-------- Exercise inputs --------

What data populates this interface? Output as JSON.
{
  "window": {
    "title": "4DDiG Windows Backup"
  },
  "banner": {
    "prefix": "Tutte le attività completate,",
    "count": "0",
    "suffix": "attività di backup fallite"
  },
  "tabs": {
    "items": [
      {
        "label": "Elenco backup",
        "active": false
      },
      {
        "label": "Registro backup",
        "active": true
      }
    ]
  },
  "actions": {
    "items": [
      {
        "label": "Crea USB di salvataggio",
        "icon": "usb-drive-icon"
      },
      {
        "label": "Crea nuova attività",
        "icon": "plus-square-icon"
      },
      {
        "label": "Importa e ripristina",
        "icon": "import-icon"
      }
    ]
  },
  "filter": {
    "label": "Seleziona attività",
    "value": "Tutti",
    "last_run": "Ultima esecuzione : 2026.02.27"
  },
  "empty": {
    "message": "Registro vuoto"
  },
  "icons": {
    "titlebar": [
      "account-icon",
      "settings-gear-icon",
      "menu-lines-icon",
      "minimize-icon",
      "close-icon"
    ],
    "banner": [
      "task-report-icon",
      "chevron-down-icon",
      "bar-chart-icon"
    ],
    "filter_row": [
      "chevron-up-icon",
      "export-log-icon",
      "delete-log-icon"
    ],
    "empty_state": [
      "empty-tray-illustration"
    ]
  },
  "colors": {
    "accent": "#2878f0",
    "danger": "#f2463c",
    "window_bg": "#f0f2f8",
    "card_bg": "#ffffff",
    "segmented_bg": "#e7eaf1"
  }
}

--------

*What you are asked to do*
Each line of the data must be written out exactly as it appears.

*The completed task*
What data populates this interface? Output as JSON.
{
  "window": {
    "title": "4DDiG Windows Backup"
  },
  "banner": {
    "prefix": "Tutte le attività completate,",
    "count": "0",
    "suffix": "attività di backup fallite"
  },
  "tabs": {
    "items": [
      {
        "label": "Elenco backup",
        "active": false
      },
      {
        "label": "Registro backup",
        "active": true
      }
    ]
  },
  "actions": {
    "items": [
      {
        "label": "Crea USB di salvataggio",
        "icon": "usb-drive-icon"
      },
      {
        "label": "Crea nuova attività",
        "icon": "plus-square-icon"
      },
      {
        "label": "Importa e ripristina",
        "icon": "import-icon"
      }
    ]
  },
  "filter": {
    "label": "Seleziona attività",
    "value": "Tutti",
    "last_run": "Ultima esecuzione : 2026.02.27"
  },
  "empty": {
    "message": "Registro vuoto"
  },
  "icons": {
    "titlebar": [
      "account-icon",
      "settings-gear-icon",
      "menu-lines-icon",
      "minimize-icon",
      "close-icon"
    ],
    "banner": [
      "task-report-icon",
      "chevron-down-icon",
      "bar-chart-icon"
    ],
    "filter_row": [
      "chevron-up-icon",
      "export-log-icon",
      "delete-log-icon"
    ],
    "empty_state": [
      "empty-tray-illustration"
    ]
  },
  "colors": {
    "accent": "#2878f0",
    "danger": "#f2463c",
    "window_bg": "#f0f2f8",
    "card_bg": "#ffffff",
    "segmented_bg": "#e7eaf1"
  }
}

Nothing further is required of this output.